I might even succumb, and would that necessarily be a bad thing? The big,
and very enthusiastic crowd at City Center Tuesday night wouldn't have
thought so. As Kevin McKenzie has seemed so far quite intent on borrowing
the Joffrey Ballet's very successful "old-new-borrowed-blue"
repertory formula, I was a little surprised at the homogeneity of ABT's
programming this season—all the slinky moderne works on one night,
all the Old Masters on another, etc. This is clearly a departure from
the Joffrey formula, yet, in an age where the three-ballet evening tends
to be Programming Death, McKenzie might be onto something. Or perhaps
anything works if you have enough guys who can jump and turn.
Flying Panthers and Other Wonders
were so many big, dramatic stories last weekend at ABT it's hard to know
where to begin. With Craig Salstein's wonderful last-minute substitution
for an injured Angel Corella in Fancy Free, after having danced
the difficult role of the Devil in Three Virgins and a Devil
not once, but twice that day? With Ashley Tuttle bouncing back from a
near-mauling at the hands of Herman Cornejo in Tchaikovsky Pas de
Deux with a strong and gutsy rendition of her solo? With Gillian
Murphy settling down a skittish David Hallberg in his debut in Theme
and Variations, and, perhaps not coincidentally, delivering the best
performance I've seen from her in Theme? With Paloma Herrera's
somnolent Theme, and her Aurora-like awakening in Tchaikovsky
Pas de Deux with the pantherish (if panthers could fly) Carlos Acosta?
Or perhaps with Irina Dvorovenko's never-to-be-forgotten send-up of every
diva-ballerina-assoluta curtain call you've ever seen, dreamed or had
a nightmare about, after a side-splitting performance of Le Grand
Pas de Deux (about which I'm about to eat some crow) with Maxim Belotserkovsky?
ABT City Center Season
Dorian—Not Quite Wilde Enough
else, American Ballet Theatre’s fall season proves that when critics
declare that William Forsythe is the antichrist of ballet, they really
mean Jiri Kylian. It’s always better to try something and fail,
as Forsythe is apt to do. Kylian, however, invents serviceable dances
that include the same basic traits: Mickey Mousing the music note for
note; the addition of props, however incongruous; Martha Graham contractions;

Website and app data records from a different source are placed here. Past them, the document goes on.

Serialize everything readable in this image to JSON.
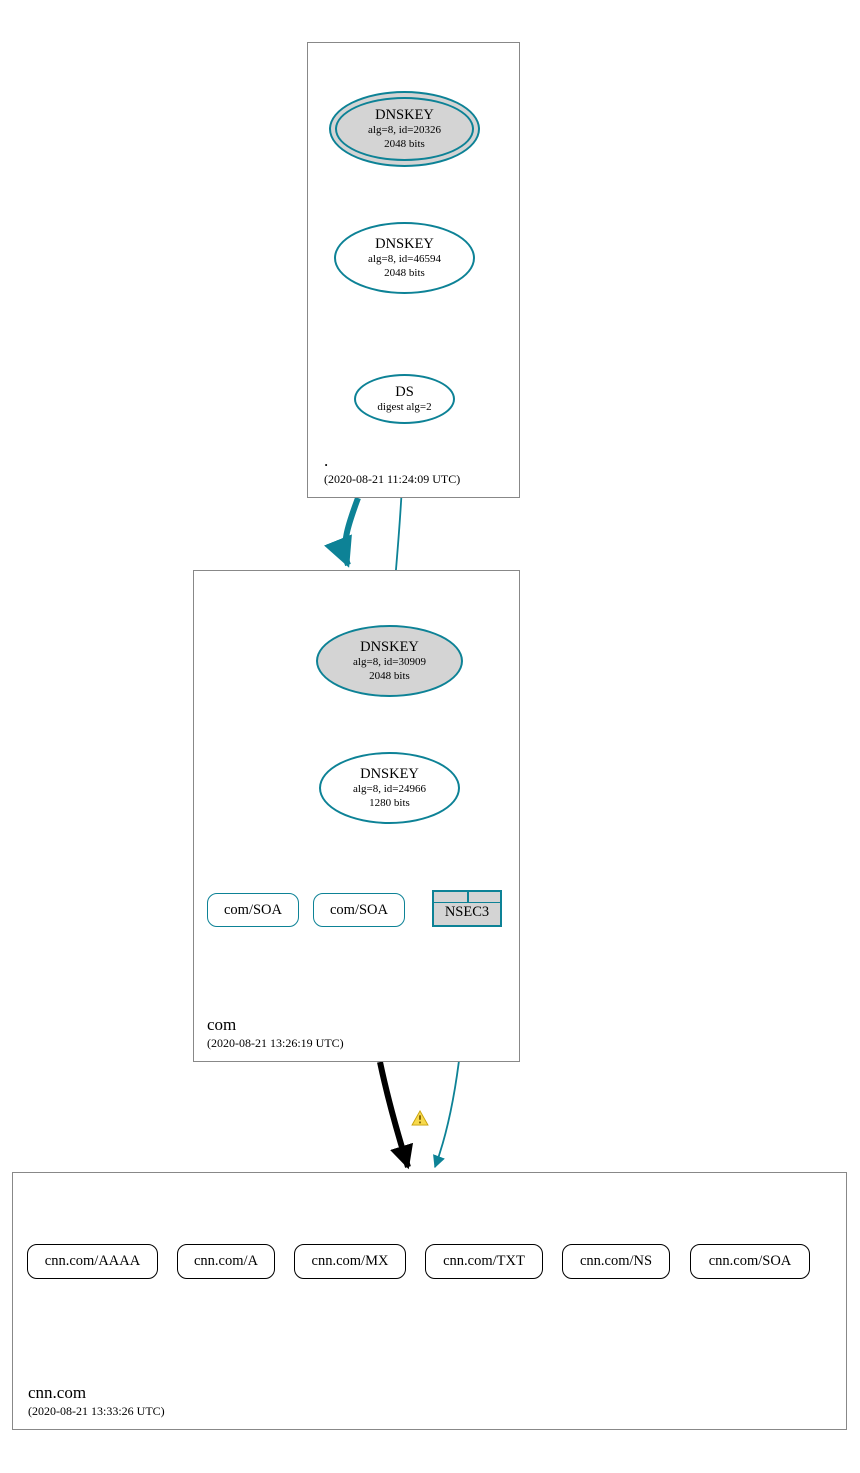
{
  "zones": {
    "root": {
      "name": ".",
      "timestamp": "(2020-08-21 11:24:09 UTC)",
      "dnskey_ksk": {
        "title": "DNSKEY",
        "line2": "alg=8, id=20326",
        "line3": "2048 bits"
      },
      "dnskey_zsk": {
        "title": "DNSKEY",
        "line2": "alg=8, id=46594",
        "line3": "2048 bits"
      },
      "ds": {
        "title": "DS",
        "line2": "digest alg=2"
      }
    },
    "com": {
      "name": "com",
      "timestamp": "(2020-08-21 13:26:19 UTC)",
      "dnskey_ksk": {
        "title": "DNSKEY",
        "line2": "alg=8, id=30909",
        "line3": "2048 bits"
      },
      "dnskey_zsk": {
        "title": "DNSKEY",
        "line2": "alg=8, id=24966",
        "line3": "1280 bits"
      },
      "rrset1": "com/SOA",
      "rrset2": "com/SOA",
      "nsec3": "NSEC3"
    },
    "cnn": {
      "name": "cnn.com",
      "timestamp": "(2020-08-21 13:33:26 UTC)",
      "records": [
        "cnn.com/AAAA",
        "cnn.com/A",
        "cnn.com/MX",
        "cnn.com/TXT",
        "cnn.com/NS",
        "cnn.com/SOA"
      ]
    }
  }
}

and meaningless gesture as a way to jazz up classical vocabulary. I’m
not sure when covering the eyes with the fingertips became accepted as
a part of the ballet idiom, but judging by Kylian (and that of his adoring
imitators, Nacho Duato and Stanton Welch) it is as crucial as the arabesque.
in to the Master Works
ABT's Master Works program sounds fantastic, given the choreographic masters
represented: Sir Frederick Ashton, Martha Graham, Antony Tudor and Marius
Petipa. Not too shabby, as they say. It is a bit odd, however, that the
company looked more at home in Graham's Diversion of Angels than
the three "real" ballets. Not that the dancers looked particularly
ill at ease in the other works, but rather that, while one might reasonably
expect that a ballet company must find its own path with a modern dance
work, particularly such good, old-fashioned idiosyncratic modern dance
as Graham's, the same can't really be said for works by ballet choreographers,
even ones as diverse as these, and here, although the ABT dancers usually
gave clear and strong renditions of the overall choreography, they were
less consistent in presenting the unique, subtle perfume of each of these
distinctive and truly masterful works—not that ABT, and Kevin McKenzie,
shouldn't be commended for trying.
BORIS WILLIS CAN MOVE
Willis is an intensely physical artist. His work explores physical relationships,
his unique movement vocabulary pushes the limits of the human body, and
his duets are held together by a compelling physical attraction that is
especially effective when he dances with founding member Cynthia McLaughlin.
While Willis’s physical power is what distinguishes him as a performer,
his young company is not yet at his level. At times, underneath the flying
foot work and the daring contact improv freezes, a distracting lack of
cohesion mars the flow of the pieces and the connections between the dancers.
At present, the company's strength is that it brings a much needed voice
of immediacy to contemporary issues of the world and matters of the human
©2003 by DanceView